- Exercise brief
Find every line in the entries that holds the string "time" and report it.

_ _ _

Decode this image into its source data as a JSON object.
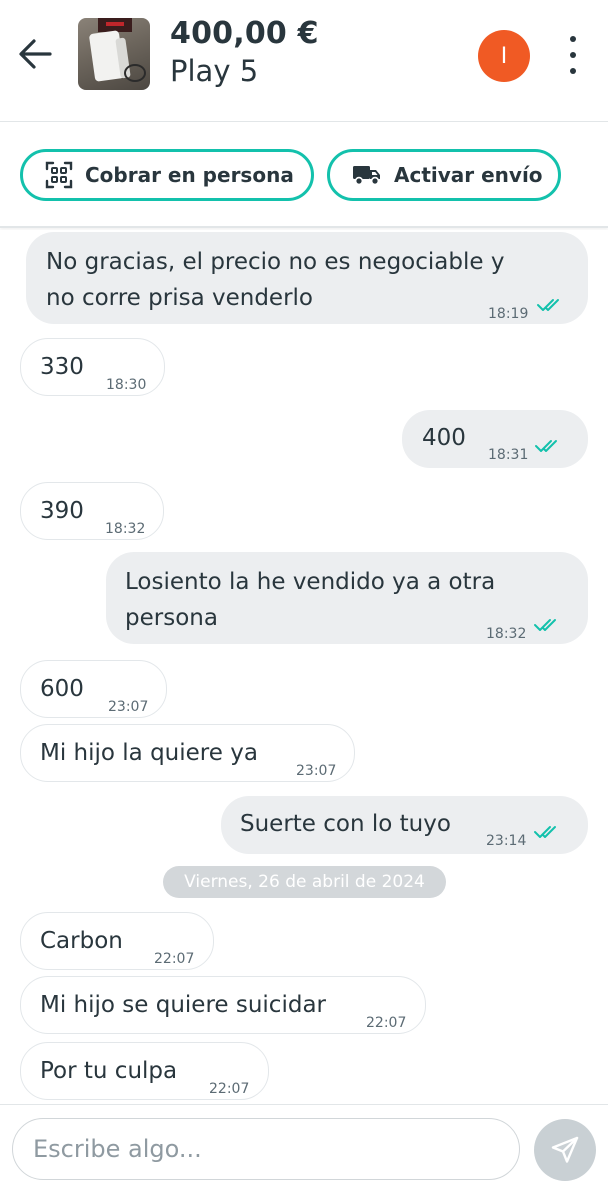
{
  "header": {
    "price": "400,00 €",
    "title": "Play 5",
    "avatar_initial": "I",
    "avatar_color": "#f05a24"
  },
  "actions": {
    "cobrar_label": "Cobrar en persona",
    "envio_label": "Activar envío",
    "accent_color": "#13c1ac"
  },
  "messages": [
    {
      "side": "out",
      "lines": [
        "No gracias, el precio no es negociable y",
        "no corre prisa venderlo"
      ],
      "time": "18:19",
      "read": true
    },
    {
      "side": "in",
      "lines": [
        "330"
      ],
      "time": "18:30"
    },
    {
      "side": "out",
      "lines": [
        "400"
      ],
      "time": "18:31",
      "read": true
    },
    {
      "side": "in",
      "lines": [
        "390"
      ],
      "time": "18:32"
    },
    {
      "side": "out",
      "lines": [
        "Losiento la he vendido ya a otra",
        "persona"
      ],
      "time": "18:32",
      "read": true
    },
    {
      "side": "in",
      "lines": [
        "600"
      ],
      "time": "23:07"
    },
    {
      "side": "in",
      "lines": [
        "Mi hijo la quiere ya"
      ],
      "time": "23:07"
    },
    {
      "side": "out",
      "lines": [
        "Suerte con lo tuyo"
      ],
      "time": "23:14",
      "read": true
    },
    {
      "side": "in",
      "lines": [
        "Carbon"
      ],
      "time": "22:07"
    },
    {
      "side": "in",
      "lines": [
        "Mi hijo se quiere suicidar"
      ],
      "time": "22:07"
    },
    {
      "side": "in",
      "lines": [
        "Por tu culpa"
      ],
      "time": "22:07"
    }
  ],
  "date_separator": "Viernes, 26 de abril de 2024",
  "composer": {
    "placeholder": "Escribe algo..."
  },
  "icons": {
    "back": "arrow-left-icon",
    "menu": "more-vertical-icon",
    "cobrar": "qr-code-icon",
    "envio": "truck-icon",
    "read": "double-check-icon",
    "send": "send-icon"
  }
}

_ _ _

- Worked solution
      "time": "18:19",
      "time": "18:30"
      "time": "18:31",
      "time": "18:32"
      "time": "18:32",
      "time": "23:07"
      "time": "23:07"
      "time": "23:14",
      "time": "22:07"
      "time": "22:07"
      "time": "22:07"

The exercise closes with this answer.